Serious acid reflux is known as GERD, Gastroesophageal Reflux Disease. You may have tried managing this disease with over-the-counter or prescription medications such as Nexium or with dietary changes such as avoiding foods and liquids that trigger the acid reflux without getting any relief. If left untreated, stomach acid may cause tissue damage to the esophagus which may make it difficult to swallow.
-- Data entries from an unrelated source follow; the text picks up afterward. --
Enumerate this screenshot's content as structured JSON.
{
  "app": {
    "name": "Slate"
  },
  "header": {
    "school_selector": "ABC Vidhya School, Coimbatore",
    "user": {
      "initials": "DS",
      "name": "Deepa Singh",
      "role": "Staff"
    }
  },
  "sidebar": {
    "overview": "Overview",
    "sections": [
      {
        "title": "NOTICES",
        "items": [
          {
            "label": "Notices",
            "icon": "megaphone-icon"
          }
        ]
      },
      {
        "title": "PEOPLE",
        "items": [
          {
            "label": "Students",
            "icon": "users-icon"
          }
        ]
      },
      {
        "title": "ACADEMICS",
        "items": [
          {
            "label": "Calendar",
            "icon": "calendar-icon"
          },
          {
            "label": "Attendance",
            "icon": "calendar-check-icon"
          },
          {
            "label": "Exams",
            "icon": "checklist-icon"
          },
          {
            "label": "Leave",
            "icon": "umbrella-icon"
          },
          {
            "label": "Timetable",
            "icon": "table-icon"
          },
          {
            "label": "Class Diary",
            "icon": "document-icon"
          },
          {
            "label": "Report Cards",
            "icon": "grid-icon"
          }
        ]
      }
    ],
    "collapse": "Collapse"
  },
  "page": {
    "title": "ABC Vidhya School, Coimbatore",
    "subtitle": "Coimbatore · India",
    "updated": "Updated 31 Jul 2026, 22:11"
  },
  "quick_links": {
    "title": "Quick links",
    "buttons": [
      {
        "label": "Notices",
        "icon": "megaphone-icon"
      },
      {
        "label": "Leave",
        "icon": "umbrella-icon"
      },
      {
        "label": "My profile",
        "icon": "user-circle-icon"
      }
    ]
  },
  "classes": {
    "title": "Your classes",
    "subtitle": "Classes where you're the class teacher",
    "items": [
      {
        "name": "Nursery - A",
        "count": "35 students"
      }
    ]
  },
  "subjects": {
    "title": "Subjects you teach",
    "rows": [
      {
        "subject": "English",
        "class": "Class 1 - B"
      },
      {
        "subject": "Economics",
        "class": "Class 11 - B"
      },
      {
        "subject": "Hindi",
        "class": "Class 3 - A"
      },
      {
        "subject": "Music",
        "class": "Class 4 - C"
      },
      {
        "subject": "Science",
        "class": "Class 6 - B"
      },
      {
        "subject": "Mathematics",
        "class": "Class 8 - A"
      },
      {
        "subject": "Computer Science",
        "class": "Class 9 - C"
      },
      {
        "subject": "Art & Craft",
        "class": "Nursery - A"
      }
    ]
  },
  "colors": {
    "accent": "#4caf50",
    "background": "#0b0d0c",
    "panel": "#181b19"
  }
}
There are two methods used for a fundoplication operation, open surgery or laparoscopy. Your surgeon will discuss the best approach for your individual anatomical requirements. A fundoplication procedure is performed as an in-patient operation. You will be given a general anesthesia before the surgery to ensure you are asleep and pain-free during the operation. Depending on the complexity of your physical condition and the type of operation being performed, the entire procedure requires 45 minutes to 2 hours for completion. You will remain in the hospital for a few days following the surgery for observation. Depending on the type of operation you have, a full recovery may require 2 to 3 weeks for a laparoscopic procedure or 4 to 6 weeks for an open surgery.
Before your fundoplication, your surgeon will instruct you on how to prepare for the surgery and what you will need to do while healing. Instructions will include proper home health care, dietary restrictions, cleaning of the surgical site, physical activity limitations, potential after surgery side effects, when to return to a normal daily routine, and when to schedule follow up office visits.
For this operation, your surgeon makes a few small incisions in your abdomen. A laparoscope, a thin medical instrument with an attached camera is inserted into one incision so that your surgeon will have an enlarged view of the surgical area. Additional medical instruments are inserted in the other incisions. The fundus, the upper curve of your stomach, is wrapped around your esophagus and stitched in place to reinforce the valve between the LES and the esophagus. The instruments are removed, and the incisions are closed with sutures that will either need to be removed at a follow-up visit or they may not need to be removed.
If a laparoscopic fundoplication is not advisable, you may need to have an open operation. For this procedure, one large incision is made in the chest area where the surgeon uses his hands and surgical instruments to make the necessary repairs to your LES. At the end of the surgery, your incision is closed with sutures that will either remain in place or be removed during a follow-up office visit.